Growing up in one of the most thoroughly landlocked places on Earth (Illinois), the ocean was something I heard about as a kid but didn’t actually meet in person until my parents courageously took my sister and I to the Caribbean. Three-year-old me was frightened (it’s very big), but I was also enamored: Though they thundered, the waves were so calming.
Three-year-old me is deeply satisfied, then, to see a new health geography study of people living in Wellington, the capital of New Zealand. A team of researchers from New Zealand and the U.S. found that living in sight of water (which they call “bluespace”) correlates with having lower levels of psychological stress, even when accounting for income levels. So alert your friends in real estate: There’s yet another reason to bet on ocean views.
In an earlier paper, the same research team found three big reasons living by “green” or “blue” spaces make people healthier: You’re more likely to be physically active; you’re more likely to run into people and talk to them (which is good, because people need to be more social than they realize); and since forests and oceans have relatively little stimulation, they’re easier on the eyes and ears than the honking bloodbath of a New York City street.
Though earlier lab research has shown that images of seascapes are calming, the team — lead by Daniel Nutsford at the University of Canterbury in New Zealand — used real-world data to find the benefit of having the ocean outside your window. Nutsford and colleagues got permission from the New Zealand government to use anonymized health data from the country’s 2011-2012 national health survey. The mental-health data came in the form of the Kessler Psychological Distress Scale, a ten-item questionnaire used to measure large-scale psychological health that yields a 1 to 40 score, with 40 being the most distressed. The researchers plotted residents’ scores against how much their homes offered views of green space or bluespace, calculated by assessing slope, aspect, distance, and elevation with some fancy software.

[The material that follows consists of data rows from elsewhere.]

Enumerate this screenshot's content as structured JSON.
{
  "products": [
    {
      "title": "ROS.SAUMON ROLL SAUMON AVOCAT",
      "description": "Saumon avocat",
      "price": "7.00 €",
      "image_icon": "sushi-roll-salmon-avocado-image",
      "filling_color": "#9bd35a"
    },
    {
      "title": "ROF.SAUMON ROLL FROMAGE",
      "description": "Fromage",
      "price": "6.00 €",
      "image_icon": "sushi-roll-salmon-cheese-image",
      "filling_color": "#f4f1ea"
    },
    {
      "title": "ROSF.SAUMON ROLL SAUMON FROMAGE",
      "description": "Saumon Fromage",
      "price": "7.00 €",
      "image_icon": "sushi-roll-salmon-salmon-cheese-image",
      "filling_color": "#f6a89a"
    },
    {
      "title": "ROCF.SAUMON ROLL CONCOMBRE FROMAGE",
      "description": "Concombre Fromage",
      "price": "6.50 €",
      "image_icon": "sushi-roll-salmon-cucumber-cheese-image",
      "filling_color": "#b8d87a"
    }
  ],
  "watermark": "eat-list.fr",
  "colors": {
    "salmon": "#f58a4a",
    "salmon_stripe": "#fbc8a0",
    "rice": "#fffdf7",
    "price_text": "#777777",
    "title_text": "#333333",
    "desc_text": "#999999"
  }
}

Having views of the Pacific was significantly associated with lower distress, even when accounting for income and crime (which also predicted lower stress). The researchers say that for every 10 percent increase in the amount of water you can see from your home, you can expect a .28 lower score on the Kessler distress scale. Curiously enough, having views of green spaces — ranging from playing fields to parks — didn’t have such an effect.
The research does have its limitations. While their models accounted for “covariates” like income and safety and the quality of the neighborhood, their data didn’t have access to how long people had lived in a given place. Also, given the cross-sectional nature of the study, it’s difficult to isolate causality: Were chill kiwis drawn to ocean views, or did the views chill the kiwis? Going forward, there are issues of reproducibility. In Wellington — an island city — less than one percent of the water is fresh, so you don’t know if the same could be said for people who live next to lakes, as one does in my native Midwest. Since so many of the world’s great cities are port cities — from Istanbul to Hong Kong to New York — it will be fascinating to see if the same correlation between blue views and chillness can be found elsewhere. (We here at Science of Us would certainly sign up for such a study.)
If the correlation is confirmed, it would help out urban planning: To support the mental health of citizens, optimize for ocean views.